March 2, 2007:
In the United States, recruiters have noted a steady decline
in the proportion (to their population) of recruits coming from urban areas.
This is largely because so many potential recruits have to be turned down
because of the poor education they have received in urban schools. While only
21 percent of Americans live in rural areas, 44 percent of the qualified
recruits come from these areas. What's strange about all this is that the rural
areas spend much less, per pupil, on education, but get much better results.
Part of this can be attributed to differences in cost of living, but a lot of
it has to do with simply getting more done with less. Per capita, young people
in urban areas are 22 percent more likely to join the army, than those of the
same age in urban areas.
The rural recruits are also a lot easier to train, and generally make better
soldiers. The urban recruits often have a bad attitude, as well as a difficult
time getting along with others, and following instructions. The urban schools
deserve some of the blame for this, as rural schools tend to be far more
orderly, and put more emphasis on civil responsibility. Many of the urban
recruits are aware of these problems, and joined the service to learn useful
(for getting a job) social skills.
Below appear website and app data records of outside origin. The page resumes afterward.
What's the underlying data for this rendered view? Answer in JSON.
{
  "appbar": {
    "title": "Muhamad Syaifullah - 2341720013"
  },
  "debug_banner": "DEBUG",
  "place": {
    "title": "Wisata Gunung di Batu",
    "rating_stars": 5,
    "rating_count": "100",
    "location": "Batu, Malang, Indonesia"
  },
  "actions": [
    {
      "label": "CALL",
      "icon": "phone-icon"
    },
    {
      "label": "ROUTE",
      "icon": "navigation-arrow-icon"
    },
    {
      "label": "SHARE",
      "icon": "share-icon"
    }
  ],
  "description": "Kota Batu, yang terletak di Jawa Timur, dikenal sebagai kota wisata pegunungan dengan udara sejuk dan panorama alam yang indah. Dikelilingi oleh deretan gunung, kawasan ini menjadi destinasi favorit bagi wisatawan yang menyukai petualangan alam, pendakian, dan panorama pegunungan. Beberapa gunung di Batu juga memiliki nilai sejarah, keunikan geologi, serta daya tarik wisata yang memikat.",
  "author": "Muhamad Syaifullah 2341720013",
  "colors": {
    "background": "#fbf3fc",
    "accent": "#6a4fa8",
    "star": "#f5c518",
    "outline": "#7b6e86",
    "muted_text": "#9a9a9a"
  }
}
Those skills are more often found among
rural recruits because out in the boondocks, people are more involved with
local government, and more involved in general. This has been noted in urban
neighborhoods, and for decades, many urban parents have sought to send their
kids to live with kinfolk in the country, to get the child away from the bad
influences of urban life.
For different reasons, the army is getting more of its officers from rural
areas. About two thirds of officers come from ROTC (Reserve Officer Training
Corps) programs at colleges. Because of growing anti-military attitudes in many
urban colleges, ROTC programs are disappearing from colleges in large cities.
New York City colleges produce less than ten percent as many ROTC officers today
than they did fifty years ago. The big drop came during the Vietnam war period,
when anti-war fervor at urban colleges led to ROTC programs being dropped. Most
of these were never restored. Thus, not only are a disproportionate number of
troops coming from rural areas, but so are a disproportionate number of the
officers, even though some of the best colleges are found in the cities.
Having a disproportionate number of troops and officers from the countryside
is an ancient pattern. In the past, there were different reasons for this, but
the end result was the same.